Left: Masaaki Naosaki (left) and Robert Robichaud at Banana Creek viewing area with the shuttle launch pad in the background
“Man we were cheering him on, screaming and cheering and I was videotaping it at the same time,” Robichaud said. “Everyone was holding their breath – the liftoff and flames were incredibly bright – and, once the solid rocket booster separation happened, everyone breathed a sigh of relief.”
Robichaud also got a message through to MacLean after the launch, and got this reply: “Tell the whole gym group that it was fantastic. You experience the whole gamut of human emotions in a very short time when you do this.” MacLean signed it, “From Outer Space – Steve.”
After attending a reception organized by MacLean’s family, Robichaud and his family flew back to Toronto on Sunday. He and the other members of the York gymnastics team, who trained and often lived together in the late 1970s, are looking forward to a reunion with MacLean after his return. “Steve said he really wants to meet with us when he gets back,” Robichaud said.
The shuttle’s 11-day flight is being broadcast by NASA TV and is available on York’s Rogers Cable system and on two large screens set up daily in the lobby of York’s Computer Science & Engineering Building.
MacLean and the rest of the shuttle crew are scheduled to return to Earth Sept. 20, landing at Kennedy Space Center at approximately 5:57am.

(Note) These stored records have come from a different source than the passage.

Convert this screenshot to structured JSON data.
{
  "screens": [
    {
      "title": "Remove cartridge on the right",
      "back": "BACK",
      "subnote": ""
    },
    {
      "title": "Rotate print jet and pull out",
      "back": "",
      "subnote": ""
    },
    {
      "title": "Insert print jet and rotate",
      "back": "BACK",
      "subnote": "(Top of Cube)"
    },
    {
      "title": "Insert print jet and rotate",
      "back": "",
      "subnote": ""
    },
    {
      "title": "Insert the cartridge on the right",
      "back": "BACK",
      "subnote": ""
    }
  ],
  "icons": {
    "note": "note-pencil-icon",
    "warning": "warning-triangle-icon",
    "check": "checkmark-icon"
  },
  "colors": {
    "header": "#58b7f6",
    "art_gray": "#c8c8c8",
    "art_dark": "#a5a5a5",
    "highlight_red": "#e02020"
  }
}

For more on the flight of the space shuttle Atlantis, including live television coverage on NASA TV, visit the NASA shuttle Web site.